Editor’s Note: This post first appeared on Medium
This week NHMC welcomed Jonathan Diaz, a rising second-year Harvard Law School student, to Washington, DC as its summer 2014 Google Policy Fellow. The Google Policy Fellowship program is a highly-selective summer employment program through which Google provides stipends to students to work on Internet and technology issues at non-profit organizations, like NHMC.
Read more about NHMC’s policy work here.
This week a federal appeals court gutted a large portion of the Federal Communications Commission’s “network neutrality” rules. This blog post will explain what the network neutrality rules accomplished, and what the court decision means for those of us that care about the well-being of Latinos and other people of color. To learn more about NHMC’s work to restore the open internet, visit: www.nhmc.org/openinternet.
Network Neutrality, defined
Studies from the last few years have shown that Latinos lead the way in terms of support for LGBT issues in this country. But all communities have a long way before we can really say that our LGBT family members are fully accepted, respected and included; as evidenced by the fact that 40% of homeless youth are LGBT and of those, 26% are Latino. In other words, homeless youth are disproportionately LGBT, and homeless LGBT youth are disproportionately Latino.
Pedro A. Avila is from East Los Angeles, California. His parents are both Mexican immigrants. His mother is from Merida, Yucatan, and his father from Mexicali. Pedro’s parents migrated to the U.S. for greater opportunity, and to provide their children with a better life. Pedro has always been committed to aiding his community.
Yesterday the New York Times published an excellent piece by departing Ford Foundation President, Luis Ubinas, noting the need to prepare our classrooms and our children for 21st century digital learning. Today I am happy to share this piece with NHMC readers:
Much has been made in the media over the Federal Communications Commission’s Lifeline program, which helps make telephone service more affordable for poor families. Most of the media coverage, however, has been slanted and misleading.
Last month I testified at a hearing before the House Energy and Commerce’s subcommittee on Communications and Technology titled “The Lifeline Fund: Money Well Spent?” My testimony provided a factual account of the history of the Lifeline program and the ways in which it is bettering lives today.
This week NHMC welcomed Randy D. Abreu to Washington, DC as its 2013 summer Google fellow. The Google Policy Fellowship program is a highly selective summer employment program through which Google provides stipends to students to work on Internet and technology issues at non-profit organizations, like NHMC.

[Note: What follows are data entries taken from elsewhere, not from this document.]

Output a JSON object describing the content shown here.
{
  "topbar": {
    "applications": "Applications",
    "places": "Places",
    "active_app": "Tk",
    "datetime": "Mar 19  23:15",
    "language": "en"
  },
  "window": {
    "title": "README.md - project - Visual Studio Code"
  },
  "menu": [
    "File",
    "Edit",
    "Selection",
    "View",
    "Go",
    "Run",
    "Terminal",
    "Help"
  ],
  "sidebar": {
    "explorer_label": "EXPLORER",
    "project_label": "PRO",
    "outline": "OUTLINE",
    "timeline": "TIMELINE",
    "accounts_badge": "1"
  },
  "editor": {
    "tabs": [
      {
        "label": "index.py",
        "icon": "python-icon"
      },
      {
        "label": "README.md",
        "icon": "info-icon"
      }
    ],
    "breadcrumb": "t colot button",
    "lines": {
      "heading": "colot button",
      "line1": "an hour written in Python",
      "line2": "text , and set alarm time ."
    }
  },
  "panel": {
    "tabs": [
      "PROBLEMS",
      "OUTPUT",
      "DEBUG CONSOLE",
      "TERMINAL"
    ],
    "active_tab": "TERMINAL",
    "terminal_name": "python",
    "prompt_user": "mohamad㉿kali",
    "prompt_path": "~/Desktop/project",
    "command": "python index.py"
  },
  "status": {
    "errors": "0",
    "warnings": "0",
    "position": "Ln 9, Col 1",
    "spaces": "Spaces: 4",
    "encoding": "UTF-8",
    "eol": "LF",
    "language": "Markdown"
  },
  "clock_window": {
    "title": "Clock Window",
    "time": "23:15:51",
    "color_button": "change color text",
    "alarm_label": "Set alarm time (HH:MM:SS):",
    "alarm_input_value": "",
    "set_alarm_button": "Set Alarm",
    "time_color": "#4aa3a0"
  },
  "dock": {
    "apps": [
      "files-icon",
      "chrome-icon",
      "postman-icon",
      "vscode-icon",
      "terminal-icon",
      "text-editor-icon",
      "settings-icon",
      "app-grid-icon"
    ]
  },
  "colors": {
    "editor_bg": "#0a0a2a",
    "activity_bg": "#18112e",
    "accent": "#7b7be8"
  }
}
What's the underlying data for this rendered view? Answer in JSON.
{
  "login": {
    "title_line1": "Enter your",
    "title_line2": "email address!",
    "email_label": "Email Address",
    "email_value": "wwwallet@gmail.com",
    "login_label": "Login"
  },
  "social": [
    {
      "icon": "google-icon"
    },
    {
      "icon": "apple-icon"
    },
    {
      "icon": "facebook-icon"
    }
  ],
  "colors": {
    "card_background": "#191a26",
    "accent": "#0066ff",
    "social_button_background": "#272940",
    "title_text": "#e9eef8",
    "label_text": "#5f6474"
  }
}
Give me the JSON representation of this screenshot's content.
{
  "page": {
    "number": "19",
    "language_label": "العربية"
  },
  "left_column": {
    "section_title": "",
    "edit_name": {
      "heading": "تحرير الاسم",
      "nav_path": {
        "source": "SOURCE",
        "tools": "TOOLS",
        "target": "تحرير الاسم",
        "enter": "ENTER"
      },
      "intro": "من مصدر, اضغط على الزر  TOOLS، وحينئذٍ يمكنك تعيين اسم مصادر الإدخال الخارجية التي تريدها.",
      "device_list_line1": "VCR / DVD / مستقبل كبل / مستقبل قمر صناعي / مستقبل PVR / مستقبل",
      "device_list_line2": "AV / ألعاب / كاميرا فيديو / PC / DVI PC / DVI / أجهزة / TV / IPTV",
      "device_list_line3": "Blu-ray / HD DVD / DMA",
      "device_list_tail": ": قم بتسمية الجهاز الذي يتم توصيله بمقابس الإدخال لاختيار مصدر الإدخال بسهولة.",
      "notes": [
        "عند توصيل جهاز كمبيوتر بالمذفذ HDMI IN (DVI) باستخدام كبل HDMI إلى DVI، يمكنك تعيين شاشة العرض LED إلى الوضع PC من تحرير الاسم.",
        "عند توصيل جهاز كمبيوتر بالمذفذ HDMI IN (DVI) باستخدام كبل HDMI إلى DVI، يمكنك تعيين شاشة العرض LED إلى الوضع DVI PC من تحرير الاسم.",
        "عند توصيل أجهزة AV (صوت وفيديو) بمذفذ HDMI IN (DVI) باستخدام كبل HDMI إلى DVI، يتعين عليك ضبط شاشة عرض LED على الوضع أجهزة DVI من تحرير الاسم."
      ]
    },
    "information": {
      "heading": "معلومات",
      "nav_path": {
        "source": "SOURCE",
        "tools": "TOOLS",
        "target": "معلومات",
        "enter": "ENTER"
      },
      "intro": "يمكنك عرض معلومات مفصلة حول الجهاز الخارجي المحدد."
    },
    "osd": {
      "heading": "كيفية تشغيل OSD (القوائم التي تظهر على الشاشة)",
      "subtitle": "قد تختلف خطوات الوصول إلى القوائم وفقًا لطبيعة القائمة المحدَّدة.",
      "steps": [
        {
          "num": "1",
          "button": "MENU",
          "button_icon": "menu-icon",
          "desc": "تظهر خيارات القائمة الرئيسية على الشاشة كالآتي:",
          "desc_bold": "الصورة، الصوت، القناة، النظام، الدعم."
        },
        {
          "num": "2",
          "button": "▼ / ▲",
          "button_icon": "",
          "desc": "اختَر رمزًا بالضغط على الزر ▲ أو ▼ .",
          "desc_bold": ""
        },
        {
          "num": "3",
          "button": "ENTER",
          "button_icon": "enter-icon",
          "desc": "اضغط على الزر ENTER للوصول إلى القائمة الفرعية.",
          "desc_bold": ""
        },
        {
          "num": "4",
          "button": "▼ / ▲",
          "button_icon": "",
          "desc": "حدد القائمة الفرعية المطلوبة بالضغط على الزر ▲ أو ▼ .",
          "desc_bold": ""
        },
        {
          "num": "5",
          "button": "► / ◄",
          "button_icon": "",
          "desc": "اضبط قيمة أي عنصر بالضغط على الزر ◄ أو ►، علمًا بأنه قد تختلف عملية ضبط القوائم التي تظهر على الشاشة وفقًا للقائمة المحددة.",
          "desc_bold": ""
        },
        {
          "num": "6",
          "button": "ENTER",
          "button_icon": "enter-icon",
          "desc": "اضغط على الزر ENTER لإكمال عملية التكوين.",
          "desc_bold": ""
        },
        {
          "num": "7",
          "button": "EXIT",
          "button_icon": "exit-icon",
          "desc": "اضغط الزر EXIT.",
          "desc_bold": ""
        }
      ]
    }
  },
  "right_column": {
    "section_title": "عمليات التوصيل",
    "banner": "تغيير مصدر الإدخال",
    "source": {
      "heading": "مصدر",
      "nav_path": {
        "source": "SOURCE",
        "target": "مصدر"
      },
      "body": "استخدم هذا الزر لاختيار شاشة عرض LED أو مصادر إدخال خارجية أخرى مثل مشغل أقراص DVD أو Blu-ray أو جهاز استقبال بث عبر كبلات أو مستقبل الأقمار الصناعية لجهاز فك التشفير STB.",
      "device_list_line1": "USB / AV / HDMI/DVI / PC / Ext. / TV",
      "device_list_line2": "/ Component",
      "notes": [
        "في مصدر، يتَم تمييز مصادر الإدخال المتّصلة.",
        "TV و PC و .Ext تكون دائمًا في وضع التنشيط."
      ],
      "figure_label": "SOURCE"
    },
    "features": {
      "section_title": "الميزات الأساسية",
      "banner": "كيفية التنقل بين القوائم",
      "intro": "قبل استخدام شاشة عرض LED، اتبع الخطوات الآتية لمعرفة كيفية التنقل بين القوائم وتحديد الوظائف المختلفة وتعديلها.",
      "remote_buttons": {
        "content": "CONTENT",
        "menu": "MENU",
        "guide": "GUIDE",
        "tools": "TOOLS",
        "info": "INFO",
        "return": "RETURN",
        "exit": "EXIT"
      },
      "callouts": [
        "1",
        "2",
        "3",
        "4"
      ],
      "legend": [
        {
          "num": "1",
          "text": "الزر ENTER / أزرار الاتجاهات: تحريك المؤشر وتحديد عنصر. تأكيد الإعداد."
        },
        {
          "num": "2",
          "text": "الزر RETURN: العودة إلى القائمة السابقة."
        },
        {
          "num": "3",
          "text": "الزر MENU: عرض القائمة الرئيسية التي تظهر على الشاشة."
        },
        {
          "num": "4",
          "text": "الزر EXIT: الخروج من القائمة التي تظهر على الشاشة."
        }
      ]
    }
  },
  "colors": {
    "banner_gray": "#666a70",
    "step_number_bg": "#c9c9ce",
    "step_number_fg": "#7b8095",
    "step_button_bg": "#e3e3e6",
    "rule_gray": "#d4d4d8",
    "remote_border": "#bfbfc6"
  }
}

As a Latina telecommunications attorney, I know a thing or two about operating in different languages. I speak English, Spanish, legalese and telecom jargon, all with varying degrees of proficiency. And I must say, telecom jargon has been the most difficult to learn – just as I think I have it down, technology evolves and I have a whole new list of vocabulary words and acronyms to study.
Today marks the first day of Women’s History Month and as a new mother I feel more inclined than ever to celebrate the important role that women have played and continue to play in shaping this country. Of course many of these amazing women never were and likely never will be in the public eye and will be celebrated only by those that surround them in their personal and professional lives. Others still, have contributed by serving this country in elected or appointed government positions, and those are the ladies that I will focus on today.
The National Hispanic Media Coalition’s (NHMC) Board of Directors has approved the organization’s 2013 Policy Priorities. NHMC’s ambitious agenda includes the following goals:
Responsible and Inclusive Media
Latinos now comprise over 16% of the U.S. population and represent the fastest growing voting bloc. Yet the media is way behind in its inclusion of and rhetoric towards Latinos. NHMC will push for policies and industry practices to infuse the media industry with more Latino owners, employees and expert commentators. NHMC will educate advertisers and media companies about the need for responsible portrayals of Latinos, and it will empower concerned Latinos to stand up for responsible media in their local communities.
This semester NHMC is pleased to be hosting two outstanding lawyers-in-training as part of its legal internship program. You have already met Liz Ruiz, and today I write to introduce you to Brenda Montes. Brenda recently graduated from the UCLA School of Law. In August she completed the California bar exam and she is now awaiting her results.
Consistent with our mission to increase the number of Latinos employed in all facets of the media industry, NHMC warmly welcomes Elizabeth Ruiz to the team as part of our Fall 2011 legal internship program. NHMC’s legal internship program celebrated its first anniversary this summer. Its purpose is twofold: to bolster NHMC’s legal research capacity and, more importantly, to prepare aspiring Latino lawyers to practice media and telecommunications policy.
Elizabeth comes to NHMC with a very impressive background. She recently started her final year at the University of North Carolina School of Law. She graduated with honors from the University of South Carolina in 2006, and then spent the subsequent three years working as a news assistant and staff writer at The State newspaper in Columbia, SC. Aside from her journalism background, Elizabeth brings to NHMC her valuable experiences interning for FCC Commissioner Clyburn and as a Google Policy Fellow at Media Access Project.